    Najib’s main problem was his party and from the start he did not have a plan. He just figured that he would take the same old basic and just raise the game higher. It was never going to work and was covered up because China and US pump primed their economy..As soon as the cover dissappears and lies all come apart its going to all unravel fast..

  8. #9 by ENDANGERED HORNBILL on Tuesday, 2 July 2013 - 1:31 pm

    Would you be surprised if AG Chambers appeal the Kugan case and the Appeals Court then listen to some submission…then, hey presto… the trial judge has erred?

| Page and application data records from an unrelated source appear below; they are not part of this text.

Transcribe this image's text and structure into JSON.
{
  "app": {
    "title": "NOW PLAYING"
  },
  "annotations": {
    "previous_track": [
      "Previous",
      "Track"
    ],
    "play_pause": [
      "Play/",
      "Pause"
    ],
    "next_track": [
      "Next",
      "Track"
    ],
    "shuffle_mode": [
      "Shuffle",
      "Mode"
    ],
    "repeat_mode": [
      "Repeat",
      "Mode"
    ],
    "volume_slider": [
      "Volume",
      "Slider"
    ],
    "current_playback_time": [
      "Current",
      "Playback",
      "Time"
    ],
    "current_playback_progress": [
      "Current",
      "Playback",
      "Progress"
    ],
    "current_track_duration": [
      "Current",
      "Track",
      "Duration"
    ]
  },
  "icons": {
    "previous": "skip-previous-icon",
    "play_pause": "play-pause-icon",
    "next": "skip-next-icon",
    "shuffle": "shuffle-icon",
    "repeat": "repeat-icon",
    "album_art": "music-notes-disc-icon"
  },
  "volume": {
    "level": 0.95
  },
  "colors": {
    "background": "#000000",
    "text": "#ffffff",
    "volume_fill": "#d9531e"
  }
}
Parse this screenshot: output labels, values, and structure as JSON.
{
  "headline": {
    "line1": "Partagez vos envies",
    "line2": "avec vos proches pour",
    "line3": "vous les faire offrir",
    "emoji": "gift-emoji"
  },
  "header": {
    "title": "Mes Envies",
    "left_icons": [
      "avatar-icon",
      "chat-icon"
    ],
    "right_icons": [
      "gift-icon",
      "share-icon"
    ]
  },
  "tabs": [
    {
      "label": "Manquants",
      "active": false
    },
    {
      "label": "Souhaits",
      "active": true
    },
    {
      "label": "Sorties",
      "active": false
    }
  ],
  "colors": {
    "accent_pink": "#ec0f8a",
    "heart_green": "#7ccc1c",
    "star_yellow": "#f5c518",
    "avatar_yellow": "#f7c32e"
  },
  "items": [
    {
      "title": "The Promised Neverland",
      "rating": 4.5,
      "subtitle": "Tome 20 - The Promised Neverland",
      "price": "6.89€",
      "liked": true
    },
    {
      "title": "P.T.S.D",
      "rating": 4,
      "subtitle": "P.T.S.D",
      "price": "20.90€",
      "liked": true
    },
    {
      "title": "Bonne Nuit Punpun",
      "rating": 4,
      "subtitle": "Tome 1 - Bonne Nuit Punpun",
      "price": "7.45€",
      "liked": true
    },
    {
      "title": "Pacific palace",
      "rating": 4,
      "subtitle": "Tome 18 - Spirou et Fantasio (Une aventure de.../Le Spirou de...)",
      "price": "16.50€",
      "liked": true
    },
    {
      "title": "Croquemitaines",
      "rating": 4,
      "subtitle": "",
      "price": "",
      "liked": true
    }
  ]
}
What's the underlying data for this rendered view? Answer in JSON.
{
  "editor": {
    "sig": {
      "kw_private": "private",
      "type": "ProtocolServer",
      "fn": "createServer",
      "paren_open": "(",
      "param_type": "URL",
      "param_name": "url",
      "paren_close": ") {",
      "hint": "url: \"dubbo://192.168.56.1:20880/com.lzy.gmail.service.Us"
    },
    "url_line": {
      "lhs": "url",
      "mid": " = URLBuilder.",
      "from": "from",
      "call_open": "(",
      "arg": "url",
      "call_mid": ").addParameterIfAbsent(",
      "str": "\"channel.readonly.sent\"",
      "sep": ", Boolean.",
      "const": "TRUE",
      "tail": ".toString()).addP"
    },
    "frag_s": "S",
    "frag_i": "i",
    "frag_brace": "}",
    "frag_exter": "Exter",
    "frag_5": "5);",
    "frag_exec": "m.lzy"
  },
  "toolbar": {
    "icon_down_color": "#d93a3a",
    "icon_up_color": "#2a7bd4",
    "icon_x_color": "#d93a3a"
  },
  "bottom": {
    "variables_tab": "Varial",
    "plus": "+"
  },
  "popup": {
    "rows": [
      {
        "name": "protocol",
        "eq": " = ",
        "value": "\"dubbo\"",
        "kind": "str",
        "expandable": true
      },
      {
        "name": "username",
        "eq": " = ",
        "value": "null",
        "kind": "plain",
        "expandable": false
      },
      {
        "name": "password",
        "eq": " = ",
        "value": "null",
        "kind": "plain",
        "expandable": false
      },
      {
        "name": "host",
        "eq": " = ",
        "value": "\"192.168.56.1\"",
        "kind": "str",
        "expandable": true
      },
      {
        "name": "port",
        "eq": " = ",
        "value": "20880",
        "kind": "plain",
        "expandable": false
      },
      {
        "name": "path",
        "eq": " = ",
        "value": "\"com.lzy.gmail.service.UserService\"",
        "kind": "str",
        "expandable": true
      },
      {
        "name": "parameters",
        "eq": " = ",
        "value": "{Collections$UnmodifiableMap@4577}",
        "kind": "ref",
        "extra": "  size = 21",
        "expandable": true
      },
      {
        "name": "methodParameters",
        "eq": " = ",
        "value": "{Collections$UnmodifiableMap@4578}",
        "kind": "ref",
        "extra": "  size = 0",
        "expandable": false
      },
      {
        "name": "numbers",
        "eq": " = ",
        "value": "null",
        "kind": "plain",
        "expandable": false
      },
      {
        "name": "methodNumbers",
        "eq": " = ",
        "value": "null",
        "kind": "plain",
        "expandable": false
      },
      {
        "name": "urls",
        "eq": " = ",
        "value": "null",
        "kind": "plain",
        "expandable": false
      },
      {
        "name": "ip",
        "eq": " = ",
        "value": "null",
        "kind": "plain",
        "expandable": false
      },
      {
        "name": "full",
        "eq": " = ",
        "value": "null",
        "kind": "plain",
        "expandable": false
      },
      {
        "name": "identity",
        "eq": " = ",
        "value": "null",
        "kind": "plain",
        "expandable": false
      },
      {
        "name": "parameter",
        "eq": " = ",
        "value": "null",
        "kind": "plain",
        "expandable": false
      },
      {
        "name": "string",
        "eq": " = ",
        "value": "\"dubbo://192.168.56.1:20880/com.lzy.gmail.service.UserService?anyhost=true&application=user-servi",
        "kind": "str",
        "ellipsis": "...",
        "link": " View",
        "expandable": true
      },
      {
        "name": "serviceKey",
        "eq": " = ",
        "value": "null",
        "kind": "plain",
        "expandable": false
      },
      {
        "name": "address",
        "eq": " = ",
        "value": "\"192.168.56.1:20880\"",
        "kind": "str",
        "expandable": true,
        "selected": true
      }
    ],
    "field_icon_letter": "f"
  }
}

    Khalid is absolved.

    Trial judge is then made to look like a bloody fool by Utusan Malaysia..

    Can we expect better from Malaysian judicial system?

  9. #10 by DAP man on Tuesday, 2 July 2013 - 3:54 pm

    I think the Judiciary and the country will end up in deep shit, not the IGP or the BN government since the government wallows in it all the time.
    I am afraid as Endangered Hornbill has said that V.T. Singham will be clobbered on appeal and his remarks expunged from the records.
    It’s national service to demonize and shame a retired judge than to shame a sitting IGP.
    Any government with a modicum of morality and sense of shame will not appeal this ruling. The appeal is to exonerate the IGP. What else could it be?

  10. #11 by Jafri Basron on Tuesday, 2 July 2013 - 5:53 pm

    It’s without doubt that the Government of Malaysia truly wants the PDRM to improve on their operational and professionalism status and looked upon with credibility by the citizens. Only through better professionalism standard that the PDRM can be more effective and credible.
    Secondly, if the security and safety of the citizens are not secured; the country would turn into anarchy and this would not benefits anyone.

You must be logged in to post a comment.